Air France Retires Its Last 747 After 40 Years

FRANCE-AVIATION-AIR FRANCE-PLANE

An Air France Boeing 747.

Photographer: Fred Dufour/AFP via Getty Images
  • `Queen of Skies' bows out with three-hour flight around France
  • Dutch carrier's younger aircraft could survive until 2020

Air France marked the exit of the last of 68 Boeing Co. 747s that have graced its fleet over 40 years with a valedictory tour spanning Normandy to Mont Blanc and the Mediterranean -- while saying that the aviation icon could survive until 2020 at Dutch arm KLM.

Replaced at the French carrier by smaller Boeing 777s and a handful of Airbus Group SE A380s, the jet still numbers more than 20 examples at KLM, where the priority has been to retire Boeing MD-11s, Alexandre De Juniac, president of parent Air France-KLM Group, said in an interview Thursday.

“It’s just a question of age,” De Juniac said from his seat in the distinctive upper deck of the 747-400, which was allocated the commemorative flight number AF744 and carried a dozen former Air France jumbo-jet pilots among the 432 people aboard. “The KLM fleet is younger than Air France’s.”
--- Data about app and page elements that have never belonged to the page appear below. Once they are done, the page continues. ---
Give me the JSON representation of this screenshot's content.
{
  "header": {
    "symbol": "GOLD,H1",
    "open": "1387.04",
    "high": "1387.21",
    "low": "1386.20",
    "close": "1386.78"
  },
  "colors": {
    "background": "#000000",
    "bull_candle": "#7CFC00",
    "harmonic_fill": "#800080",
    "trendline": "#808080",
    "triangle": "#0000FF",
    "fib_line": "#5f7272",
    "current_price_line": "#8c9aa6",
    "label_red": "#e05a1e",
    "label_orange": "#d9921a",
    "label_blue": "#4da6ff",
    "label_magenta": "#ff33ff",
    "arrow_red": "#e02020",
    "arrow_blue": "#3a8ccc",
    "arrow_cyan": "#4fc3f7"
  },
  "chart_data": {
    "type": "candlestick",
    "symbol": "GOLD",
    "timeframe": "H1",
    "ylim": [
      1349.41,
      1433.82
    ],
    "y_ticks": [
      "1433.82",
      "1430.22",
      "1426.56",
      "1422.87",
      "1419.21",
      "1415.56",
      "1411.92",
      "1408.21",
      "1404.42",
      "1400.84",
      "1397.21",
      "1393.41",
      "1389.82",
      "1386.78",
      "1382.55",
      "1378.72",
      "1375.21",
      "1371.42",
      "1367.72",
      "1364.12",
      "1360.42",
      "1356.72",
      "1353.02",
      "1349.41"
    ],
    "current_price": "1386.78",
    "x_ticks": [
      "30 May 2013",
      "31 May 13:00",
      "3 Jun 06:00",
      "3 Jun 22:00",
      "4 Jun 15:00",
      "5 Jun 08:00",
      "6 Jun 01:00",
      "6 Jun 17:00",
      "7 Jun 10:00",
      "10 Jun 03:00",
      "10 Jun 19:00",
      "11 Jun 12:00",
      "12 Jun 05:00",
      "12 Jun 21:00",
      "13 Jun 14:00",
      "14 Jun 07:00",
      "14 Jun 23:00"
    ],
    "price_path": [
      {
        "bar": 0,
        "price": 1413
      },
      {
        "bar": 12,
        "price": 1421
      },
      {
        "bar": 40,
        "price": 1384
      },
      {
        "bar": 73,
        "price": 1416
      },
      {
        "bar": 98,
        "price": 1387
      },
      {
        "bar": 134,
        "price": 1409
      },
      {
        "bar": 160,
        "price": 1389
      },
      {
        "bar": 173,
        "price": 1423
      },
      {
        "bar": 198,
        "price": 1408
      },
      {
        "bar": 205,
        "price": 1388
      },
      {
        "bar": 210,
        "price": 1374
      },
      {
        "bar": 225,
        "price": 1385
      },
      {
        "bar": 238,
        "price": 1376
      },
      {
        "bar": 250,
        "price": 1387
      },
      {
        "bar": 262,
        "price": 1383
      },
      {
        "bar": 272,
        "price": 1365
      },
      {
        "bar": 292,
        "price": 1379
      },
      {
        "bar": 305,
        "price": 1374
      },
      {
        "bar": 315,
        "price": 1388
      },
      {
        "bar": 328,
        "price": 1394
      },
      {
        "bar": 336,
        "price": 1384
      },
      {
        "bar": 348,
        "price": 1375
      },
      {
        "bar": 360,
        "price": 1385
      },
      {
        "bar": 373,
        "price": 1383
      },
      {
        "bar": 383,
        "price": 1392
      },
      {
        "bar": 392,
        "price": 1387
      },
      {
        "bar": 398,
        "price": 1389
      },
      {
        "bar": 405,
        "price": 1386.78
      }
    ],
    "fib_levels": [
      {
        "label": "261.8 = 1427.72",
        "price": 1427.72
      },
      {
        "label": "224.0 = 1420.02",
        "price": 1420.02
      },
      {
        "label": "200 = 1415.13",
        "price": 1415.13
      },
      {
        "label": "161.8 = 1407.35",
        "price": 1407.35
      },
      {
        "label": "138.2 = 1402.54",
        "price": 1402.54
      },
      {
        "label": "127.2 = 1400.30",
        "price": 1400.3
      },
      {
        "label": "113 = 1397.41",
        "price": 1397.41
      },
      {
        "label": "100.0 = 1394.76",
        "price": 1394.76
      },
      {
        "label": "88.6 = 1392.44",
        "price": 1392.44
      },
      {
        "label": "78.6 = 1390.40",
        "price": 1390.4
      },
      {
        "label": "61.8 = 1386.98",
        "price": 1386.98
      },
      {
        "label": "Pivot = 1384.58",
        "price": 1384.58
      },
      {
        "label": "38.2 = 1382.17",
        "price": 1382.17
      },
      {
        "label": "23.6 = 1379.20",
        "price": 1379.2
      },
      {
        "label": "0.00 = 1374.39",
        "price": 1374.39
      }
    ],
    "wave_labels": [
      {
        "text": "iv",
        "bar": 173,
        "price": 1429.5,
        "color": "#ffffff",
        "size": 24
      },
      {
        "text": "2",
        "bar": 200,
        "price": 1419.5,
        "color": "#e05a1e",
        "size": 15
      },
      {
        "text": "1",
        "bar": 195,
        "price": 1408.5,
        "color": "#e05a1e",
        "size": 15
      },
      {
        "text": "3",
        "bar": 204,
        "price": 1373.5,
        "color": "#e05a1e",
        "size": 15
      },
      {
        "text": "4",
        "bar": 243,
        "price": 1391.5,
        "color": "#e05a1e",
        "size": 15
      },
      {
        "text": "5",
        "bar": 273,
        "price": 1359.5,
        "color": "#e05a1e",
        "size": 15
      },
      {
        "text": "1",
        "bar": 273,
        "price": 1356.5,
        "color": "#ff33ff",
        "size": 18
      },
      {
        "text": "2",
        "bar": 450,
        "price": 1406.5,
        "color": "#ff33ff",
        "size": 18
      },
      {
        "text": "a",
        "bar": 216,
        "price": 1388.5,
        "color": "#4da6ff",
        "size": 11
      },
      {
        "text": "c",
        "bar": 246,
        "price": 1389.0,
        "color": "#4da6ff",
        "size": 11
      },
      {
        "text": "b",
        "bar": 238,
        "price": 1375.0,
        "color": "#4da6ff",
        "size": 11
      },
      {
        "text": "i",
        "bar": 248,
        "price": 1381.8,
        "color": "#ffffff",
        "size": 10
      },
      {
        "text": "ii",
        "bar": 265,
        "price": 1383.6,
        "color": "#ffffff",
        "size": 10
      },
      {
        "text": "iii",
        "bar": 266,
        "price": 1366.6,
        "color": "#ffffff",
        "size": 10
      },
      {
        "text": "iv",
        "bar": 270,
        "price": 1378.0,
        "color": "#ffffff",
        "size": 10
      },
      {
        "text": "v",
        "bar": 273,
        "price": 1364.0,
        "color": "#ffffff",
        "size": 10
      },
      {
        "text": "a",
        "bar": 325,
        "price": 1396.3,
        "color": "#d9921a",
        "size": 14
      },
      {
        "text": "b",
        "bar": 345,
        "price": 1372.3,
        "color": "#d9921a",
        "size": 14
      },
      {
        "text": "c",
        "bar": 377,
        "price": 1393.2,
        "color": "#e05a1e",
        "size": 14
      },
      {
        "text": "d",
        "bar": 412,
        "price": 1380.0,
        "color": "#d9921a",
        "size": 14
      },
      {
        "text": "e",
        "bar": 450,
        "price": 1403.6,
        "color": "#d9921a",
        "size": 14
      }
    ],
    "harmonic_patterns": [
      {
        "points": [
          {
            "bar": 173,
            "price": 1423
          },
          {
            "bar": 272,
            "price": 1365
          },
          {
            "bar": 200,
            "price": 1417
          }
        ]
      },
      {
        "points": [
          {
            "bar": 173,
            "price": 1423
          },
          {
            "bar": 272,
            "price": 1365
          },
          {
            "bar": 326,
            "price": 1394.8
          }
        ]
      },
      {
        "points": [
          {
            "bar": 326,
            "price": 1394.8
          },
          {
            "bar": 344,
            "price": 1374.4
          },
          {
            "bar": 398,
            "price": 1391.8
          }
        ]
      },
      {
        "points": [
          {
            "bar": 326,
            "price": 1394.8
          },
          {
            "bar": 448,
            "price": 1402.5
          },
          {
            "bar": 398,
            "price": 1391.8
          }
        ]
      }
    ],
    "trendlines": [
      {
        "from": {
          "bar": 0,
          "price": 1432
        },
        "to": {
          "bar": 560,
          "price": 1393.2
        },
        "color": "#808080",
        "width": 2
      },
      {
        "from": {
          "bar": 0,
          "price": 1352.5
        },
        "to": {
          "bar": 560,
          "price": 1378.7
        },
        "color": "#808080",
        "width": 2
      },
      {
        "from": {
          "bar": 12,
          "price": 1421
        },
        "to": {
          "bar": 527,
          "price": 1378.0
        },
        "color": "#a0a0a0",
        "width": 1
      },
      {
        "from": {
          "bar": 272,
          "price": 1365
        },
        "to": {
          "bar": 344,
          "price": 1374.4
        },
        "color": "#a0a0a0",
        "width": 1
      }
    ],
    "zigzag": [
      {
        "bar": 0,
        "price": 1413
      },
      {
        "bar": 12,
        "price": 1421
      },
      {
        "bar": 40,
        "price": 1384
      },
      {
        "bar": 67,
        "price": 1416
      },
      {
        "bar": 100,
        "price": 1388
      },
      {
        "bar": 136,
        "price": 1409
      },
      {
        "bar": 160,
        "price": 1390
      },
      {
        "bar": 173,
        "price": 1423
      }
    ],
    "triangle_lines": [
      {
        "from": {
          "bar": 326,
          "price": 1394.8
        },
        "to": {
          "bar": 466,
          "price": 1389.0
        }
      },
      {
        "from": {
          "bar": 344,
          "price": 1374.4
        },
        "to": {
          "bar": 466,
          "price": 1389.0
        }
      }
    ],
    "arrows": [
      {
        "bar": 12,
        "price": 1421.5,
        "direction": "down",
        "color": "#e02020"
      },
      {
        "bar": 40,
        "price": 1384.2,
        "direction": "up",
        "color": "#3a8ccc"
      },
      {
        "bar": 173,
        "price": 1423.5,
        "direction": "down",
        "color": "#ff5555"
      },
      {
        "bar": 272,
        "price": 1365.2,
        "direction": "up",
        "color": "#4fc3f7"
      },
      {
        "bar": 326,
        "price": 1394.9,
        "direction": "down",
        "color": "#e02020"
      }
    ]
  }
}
Not that many KLM clients are likely to complain about a model that’s exiting global fleets because of the inefficiency of its four engines rather than any lack of refinement. When Air France began selling tickets for its final flights with the 747 concerns were raised about likely demand; instead it was deluged with applications from 30,000 people eager to bid au revoir in person to a model dubbed the Queen of the Skies on its debut in 1970.

New York, Beijing

KLM currently has 22 747s, seven of them all-passenger variants and another 15 so-called combis, which have a larger freight capacity, of which two will be phased out in coming weeks. The business cabins of the jetliners, which serve destinations including New York, Hong Kong and Beijing, as well as Dutch holiday spots such as Curacao, were refurbished in 2013.

“This plane has a personality like no other,” De Juniac said. “Everybody recognizes it by its hump and it has no equal in terms of design.”

The fleets of Air France and KLM have little commonality despite their merger in 2004, with the Dutch carrier generally favoring Boeing and the French carrier leaning toward Airbus. The contrast is starkest in the short-haul market, with KLM deploying the U.S. planemaker’s 737 narrow-body and its sister-unit loyal to the A320 series.

While the 747 first appeared in Paris on services operated by Pan American Airways in 1970, the plane made its debut with Air France in 1974, and has carried 250 million passengers in its four decades with the company.

The last flight, which carried 380 fare-paying passengers, departed Paris before performing a clockwise circuit of France taking in Lyon, Geneva, Marseille, Montpellier, Bordeaux and Deauville, on the English Channel, before returning to the capital.

Despite its retirement at Air France and major operators including Singapore Airlines Ltd. and Japan Airlines Co. over the past few years, and a backlog of just 20 examples of the slow-selling 747-8 stretch model that replaced the -400, the jumbo is still some way from being put out to grass.

British Airways, which now has the biggest 747 fleet, is revamping 18 of its planes to extend their lifespans and eke out capacity from scarce operating slots at its London Heathrow hub at a time when low fuel prices make retaining older jets an option. About half its remaining 42 747s date from the late 1990s.

Air France, KLM and the Martinair cargo unit all also have 747 freighters.